Have you ever ordered something online, eagerly anticipating the package to arrive, until you open it up and say… “oh”?
Maybe the product isn’t quite what you were expecting – the sweater is wildly oversized, or the tool attachment doesn’t work with your current equipment. With your built up assumptions, you were expecting whatever it is you bought to perfectly complement your life, right? In the end, you have to return the product because it isn’t what you need, leaving you unhappy and costing both you and the seller time and resources.
Often, what causes this problem is a mismatch in information. At some point the details that you needed were not communicate correctly, misconstrued, or not at all. The shopper doesn’t always have easy access to the information they want specifically. Or for a long time, companies were not helping shoppers by making suggestions or offering key pieces of information in the buying process. This communication void creates wastes of time, money, and even tangible resources.
In Tom Adams recent article on Co.Exist, “The Brands of the Future Will Help you Consume Less,” he brings up some interesting points about the future of your relationship with brands and the implications it brings with the way we consume things.
Brands are beginning to seek other goals than to simply move the largest amount of product possible. The key success metrics of the future focus on brand loyalty and customer satisfaction. With reams of data collection online, companies are using this detailed consumer data to reach out to consumers in interesting ways. Amazon, for example, gives product suggestions based on past purchases, gearing target demographics towards precisely personalized product categories. Netflix does the same when offering movie suggestions – creating plethora genres that aren’t typically defined categories, like Romantic Movies Featuring A Villain Wearing A Cape.
Does this mean that, since Netflix is offering these ultra detailed suggestions, you are less likely to watch all the movies that are suggested to you? Most likely. But this isn’t bad business for Netflix – on the flip side, you are now more likely to watch movies that wouldn’t have otherwise been on your radar - and thank them for it.
One might assume that such an attitude towards brands will make them less significant in people’s lives. Adams makes a great counterpoint to this fear: “This will make us more loyal to brands, not less, because we will depend on them as vital inputs to our quantified selves.” Brand loyalty arises out of a mutually beneficial arrangement. Brands can better understand their consumers needs, and consumers can have more personalized products and services offered by brands.

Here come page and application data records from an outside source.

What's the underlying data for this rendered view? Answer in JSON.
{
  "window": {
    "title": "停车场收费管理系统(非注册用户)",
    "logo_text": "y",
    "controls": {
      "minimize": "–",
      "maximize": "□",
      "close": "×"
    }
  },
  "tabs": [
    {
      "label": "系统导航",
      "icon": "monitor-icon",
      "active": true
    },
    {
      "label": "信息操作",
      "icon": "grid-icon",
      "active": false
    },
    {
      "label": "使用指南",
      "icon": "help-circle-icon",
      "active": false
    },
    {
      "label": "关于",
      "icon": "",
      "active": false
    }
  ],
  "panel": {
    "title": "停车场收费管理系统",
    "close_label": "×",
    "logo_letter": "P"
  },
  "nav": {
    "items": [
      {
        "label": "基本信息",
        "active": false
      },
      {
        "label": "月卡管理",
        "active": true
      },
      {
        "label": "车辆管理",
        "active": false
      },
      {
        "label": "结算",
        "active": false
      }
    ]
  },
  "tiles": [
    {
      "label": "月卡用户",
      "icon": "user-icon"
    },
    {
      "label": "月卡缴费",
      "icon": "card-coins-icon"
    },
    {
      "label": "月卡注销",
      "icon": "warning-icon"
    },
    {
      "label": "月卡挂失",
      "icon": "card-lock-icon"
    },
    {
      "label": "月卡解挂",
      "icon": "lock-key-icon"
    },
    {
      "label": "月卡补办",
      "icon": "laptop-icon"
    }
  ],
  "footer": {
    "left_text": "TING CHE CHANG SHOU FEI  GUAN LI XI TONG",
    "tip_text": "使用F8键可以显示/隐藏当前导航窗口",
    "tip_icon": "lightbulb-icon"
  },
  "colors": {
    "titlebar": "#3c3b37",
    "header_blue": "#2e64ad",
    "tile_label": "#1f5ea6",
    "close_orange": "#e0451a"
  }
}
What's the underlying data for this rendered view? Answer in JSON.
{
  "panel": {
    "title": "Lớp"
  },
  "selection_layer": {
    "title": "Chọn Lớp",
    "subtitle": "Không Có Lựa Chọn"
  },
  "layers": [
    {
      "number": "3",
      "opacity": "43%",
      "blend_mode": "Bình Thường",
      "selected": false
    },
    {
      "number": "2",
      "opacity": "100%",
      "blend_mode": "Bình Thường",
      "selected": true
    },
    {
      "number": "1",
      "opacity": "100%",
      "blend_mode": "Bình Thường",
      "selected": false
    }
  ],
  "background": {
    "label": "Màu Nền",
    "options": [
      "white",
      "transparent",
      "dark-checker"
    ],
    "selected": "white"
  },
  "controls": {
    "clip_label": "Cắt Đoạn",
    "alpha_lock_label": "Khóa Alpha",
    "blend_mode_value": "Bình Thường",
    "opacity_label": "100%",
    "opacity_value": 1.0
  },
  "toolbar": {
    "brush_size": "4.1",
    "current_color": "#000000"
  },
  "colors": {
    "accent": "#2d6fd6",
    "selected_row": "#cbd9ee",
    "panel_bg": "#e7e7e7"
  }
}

Customers look towards brands to innovate and save on resources and waste, thus saving both parties time and money. When brands help offer solutions to your tailored needs, they give you what you need faster and build a sense of trust. This ongoing brand relationship is beneficial for both the company and consumer. When you buy only what you need and know exactly what you are buying there is a lower rate of product returns, a higher rate of customer satisfaction, and a strong sense of loyalty.